As the US climate debate ramps up, this disconnect will become more stark. Prepare to be told, in contrast to the peer-reviewed science and indeed reality itself, that the glaciers are expanding, the polar ice caps are growing, global temperatures are dropping and sea levels are falling.
It has become evident in recent months that the British national conversation on climate change may not be robust enough to withstand a severe warping by the coming storm of unreason. The recent Populus poll for The Times found that only a quarter of people believe that climate change is the most serious problem that the world faces. This followed other research from Cardiff University that found that the number of Britons who don’t trust climate scientists to tell us the truth about global warming is up to 29 per cent — double the number who held the same opinion in 2003. The capacity of politicians, even if they were so minded, to enact the policies we urgently need is severely restricted by a national debate that is going in the wrong direction.
The climate debate here in the UK is still characterised to a great extent by misinformation, conspiracy theories and ideological prejudices. But why? When did science and progress become the enemy?
After all, it hasn’t always been like this. In the 1980s humans in predominantly richer countries were found to have been influencing the make-up of the atmosphere to the detriment of all mankind, but on that occasion there was a global collective will to act. The United Nations organised a meeting of political leaders in Montreal to agree a deal. And crucially, they stuck to it and it worked. Kofi Annan went so far as to describe it as “perhaps the single most successful international agreement to date”. The crisis was the hole in the ozone layer, the cause was CFCs and the solution was a protocol that forced businesses and consumers to change their behaviour.
With the key climate conference in Copenhagen only a week away, why is it so different this time? The reason, of course, has nothing to do with scientific uncertainty and everything to do with the fact that, unlike CFCs, the CO2 emissions that cause climate breakdown are tied inexorably to the most powerful political, cultural and economic force of our age: consumerism.
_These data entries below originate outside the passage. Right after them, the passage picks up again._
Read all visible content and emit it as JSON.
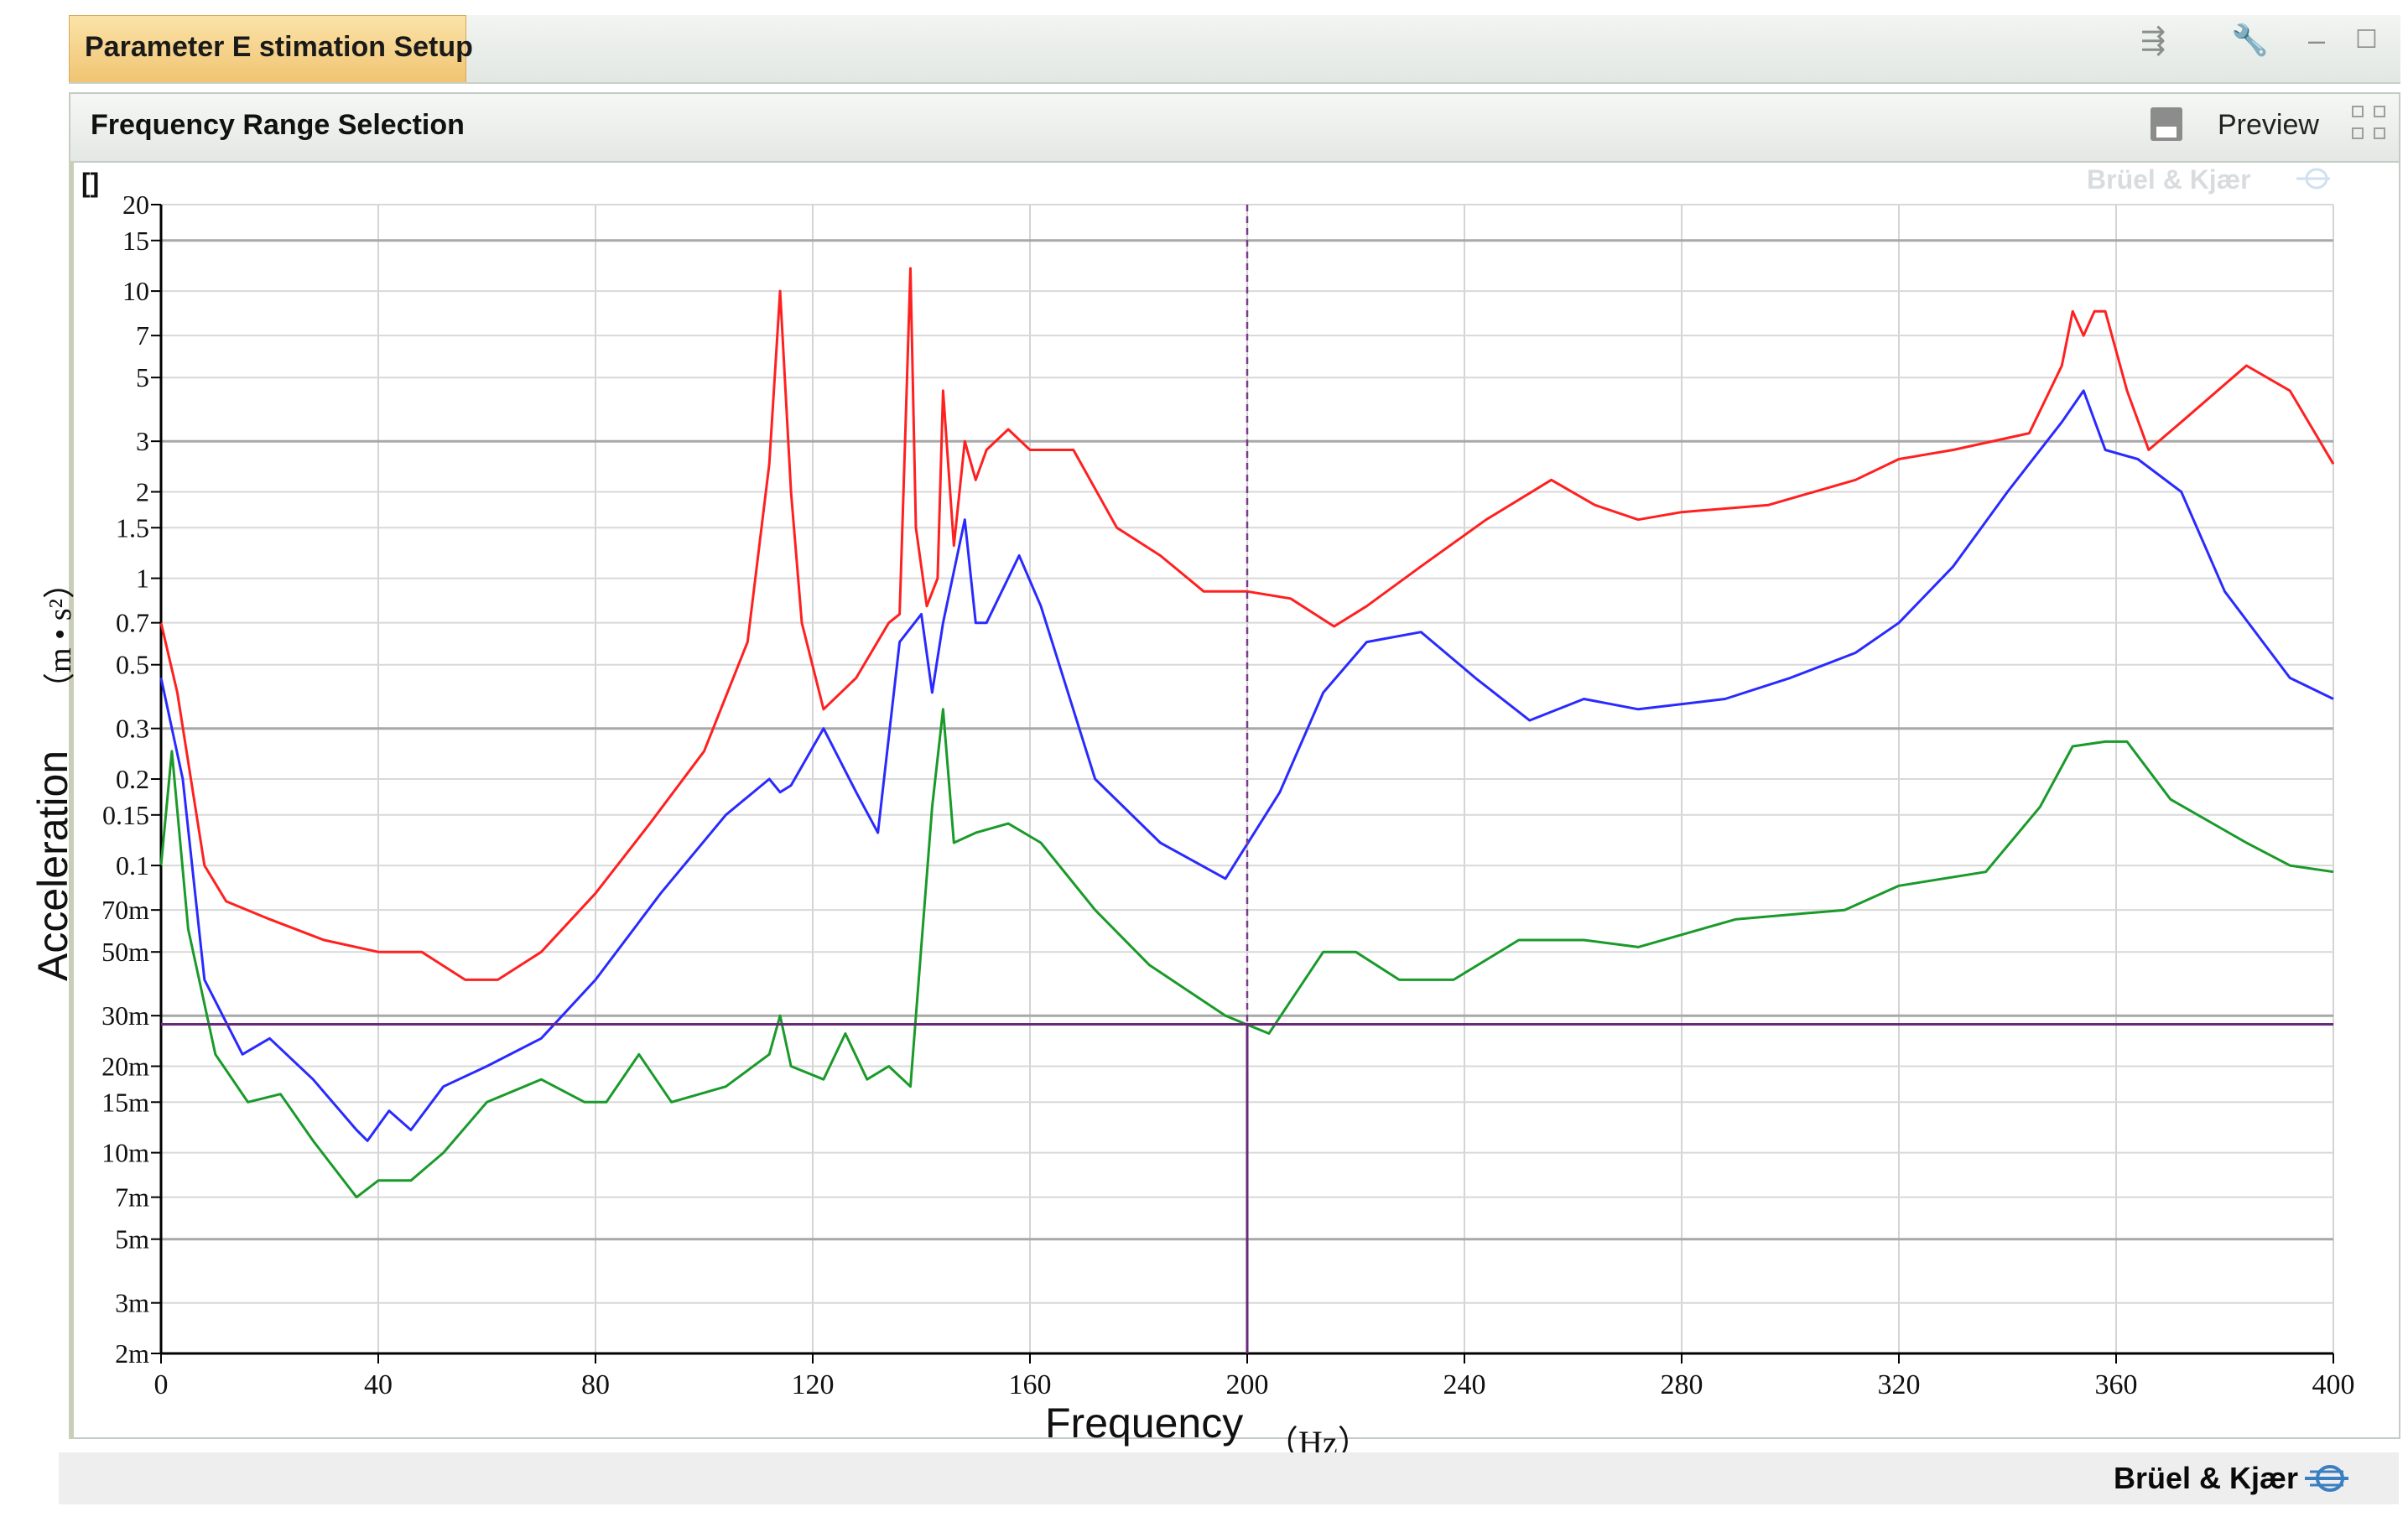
{
  "window": {
    "tab_title": "Parameter E stimation Setup"
  },
  "panel": {
    "title": "Frequency Range Selection",
    "preview_label": "Preview",
    "unit_bracket": "[]"
  },
  "branding": {
    "watermark": "Brüel & Kjær",
    "footer": "Brüel & Kjær"
  },
  "chart_data": {
    "type": "line",
    "xlabel": "Frequency",
    "xunit": "（Hz）",
    "ylabel": "Acceleration",
    "yunit": "（m • s²）",
    "xlim": [
      0,
      400
    ],
    "ylim": [
      0.002,
      20
    ],
    "yscale": "log",
    "x_ticks": [
      0,
      40,
      80,
      120,
      160,
      200,
      240,
      280,
      320,
      360,
      400
    ],
    "x_tick_labels": [
      "0",
      "40",
      "80",
      "120",
      "160",
      "200",
      "240",
      "280",
      "320",
      "360",
      "400"
    ],
    "y_ticks": [
      0.002,
      0.003,
      0.005,
      0.007,
      0.01,
      0.015,
      0.02,
      0.03,
      0.05,
      0.07,
      0.1,
      0.15,
      0.2,
      0.3,
      0.5,
      0.7,
      1,
      1.5,
      2,
      3,
      5,
      7,
      10,
      15,
      20
    ],
    "y_tick_labels": [
      "2m",
      "3m",
      "5m",
      "7m",
      "10m",
      "15m",
      "20m",
      "30m",
      "50m",
      "70m",
      "0.1",
      "0.15",
      "0.2",
      "0.3",
      "0.5",
      "0.7",
      "1",
      "1.5",
      "2",
      "3",
      "5",
      "7",
      "10",
      "15",
      "20"
    ],
    "major_gridlines_y": [
      0.005,
      0.03,
      0.3,
      3,
      15
    ],
    "grid": true,
    "cursor": {
      "x": 200,
      "y": 0.028
    },
    "series": [
      {
        "color": "#ff2020",
        "x": [
          0,
          3,
          8,
          12,
          20,
          30,
          40,
          48,
          56,
          62,
          70,
          80,
          90,
          100,
          108,
          112,
          114,
          116,
          118,
          122,
          128,
          134,
          136,
          137,
          138,
          139,
          141,
          143,
          144,
          146,
          148,
          150,
          152,
          156,
          160,
          168,
          176,
          184,
          192,
          200,
          208,
          216,
          222,
          232,
          244,
          256,
          264,
          272,
          280,
          296,
          312,
          320,
          330,
          344,
          350,
          352,
          354,
          356,
          358,
          362,
          366,
          372,
          384,
          392,
          400
        ],
        "y": [
          0.7,
          0.4,
          0.1,
          0.075,
          0.065,
          0.055,
          0.05,
          0.05,
          0.04,
          0.04,
          0.05,
          0.08,
          0.14,
          0.25,
          0.6,
          2.5,
          10,
          2,
          0.7,
          0.35,
          0.45,
          0.7,
          0.75,
          3,
          12,
          1.5,
          0.8,
          1,
          4.5,
          1.3,
          3,
          2.2,
          2.8,
          3.3,
          2.8,
          2.8,
          1.5,
          1.2,
          0.9,
          0.9,
          0.85,
          0.68,
          0.8,
          1.1,
          1.6,
          2.2,
          1.8,
          1.6,
          1.7,
          1.8,
          2.2,
          2.6,
          2.8,
          3.2,
          5.5,
          8.5,
          7,
          8.5,
          8.5,
          4.5,
          2.8,
          3.5,
          5.5,
          4.5,
          2.5
        ]
      },
      {
        "color": "#2a2aff",
        "x": [
          0,
          4,
          8,
          15,
          20,
          28,
          36,
          38,
          42,
          46,
          52,
          60,
          70,
          80,
          92,
          104,
          112,
          114,
          116,
          122,
          128,
          132,
          136,
          140,
          142,
          144,
          148,
          150,
          152,
          158,
          162,
          172,
          184,
          196,
          206,
          214,
          222,
          232,
          242,
          252,
          262,
          272,
          288,
          300,
          312,
          320,
          330,
          340,
          350,
          354,
          358,
          364,
          372,
          380,
          392,
          400
        ],
        "y": [
          0.45,
          0.2,
          0.04,
          0.022,
          0.025,
          0.018,
          0.012,
          0.011,
          0.014,
          0.012,
          0.017,
          0.02,
          0.025,
          0.04,
          0.08,
          0.15,
          0.2,
          0.18,
          0.19,
          0.3,
          0.18,
          0.13,
          0.6,
          0.75,
          0.4,
          0.7,
          1.6,
          0.7,
          0.7,
          1.2,
          0.8,
          0.2,
          0.12,
          0.09,
          0.18,
          0.4,
          0.6,
          0.65,
          0.45,
          0.32,
          0.38,
          0.35,
          0.38,
          0.45,
          0.55,
          0.7,
          1.1,
          2,
          3.5,
          4.5,
          2.8,
          2.6,
          2,
          0.9,
          0.45,
          0.38
        ]
      },
      {
        "color": "#1a9a2a",
        "x": [
          0,
          2,
          5,
          10,
          16,
          22,
          28,
          36,
          40,
          46,
          52,
          60,
          70,
          78,
          82,
          88,
          94,
          104,
          112,
          114,
          116,
          122,
          126,
          130,
          134,
          138,
          142,
          144,
          146,
          150,
          156,
          162,
          172,
          182,
          196,
          204,
          214,
          220,
          228,
          238,
          250,
          262,
          272,
          290,
          310,
          320,
          336,
          346,
          352,
          358,
          362,
          370,
          384,
          392,
          400
        ],
        "y": [
          0.1,
          0.25,
          0.06,
          0.022,
          0.015,
          0.016,
          0.011,
          0.007,
          0.008,
          0.008,
          0.01,
          0.015,
          0.018,
          0.015,
          0.015,
          0.022,
          0.015,
          0.017,
          0.022,
          0.03,
          0.02,
          0.018,
          0.026,
          0.018,
          0.02,
          0.017,
          0.16,
          0.35,
          0.12,
          0.13,
          0.14,
          0.12,
          0.07,
          0.045,
          0.03,
          0.026,
          0.05,
          0.05,
          0.04,
          0.04,
          0.055,
          0.055,
          0.052,
          0.065,
          0.07,
          0.085,
          0.095,
          0.16,
          0.26,
          0.27,
          0.27,
          0.17,
          0.12,
          0.1,
          0.095
        ]
      }
    ]
  }
}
We greens need to accept that hundreds of millions of people around the world credit this economic creed with raising them out of poverty, improving their quality of life and extending life expectancy. But it’s a fact that the more we consume, the more we emit, and so demanding real action on climate change is to challenge the foundations on which our postwar world has been built, nowhere more so than in America. Thus the frenzied fightback against the climate science, one that in scale and content dwarfs the piecemeal efforts of the “ozone deniers” of 20 years ago.
Being a CO2 realist today means demanding policies that will force carbon emissions to peak in the next six years then drop dramatically, as the scientific consensus says we must. And yet, driven by turbo-consumerism, the trajectory of global carbon emissions remains pointed inexorably upwards with little sign of a plateau, let alone a reduction. What we’re asking for is so far outside the accepted parameters of debate that we might as well be living on a different planet.
Nasa, the Royal Society, the US National Academy of Sciences — once we would have allowed these authoritative, trustworthy, dependable voices to shape those parameters. Instead, the scientists we rely upon have become a target for hackers and death threats. In the face of consumerism, these establishment institutions have been cast in the role of radicals. And the demonising of them is likely to become even more entrenched in the coming weeks and months as Obama’s climate Bill approaches that crucial Senate vote and those K Street “think-tanks” — the intellectual cosa nostra of consumerism — mobilise the forces of ignorance.
Joss Garman is a Greenpeace activist and was co-founder of Plane Stupid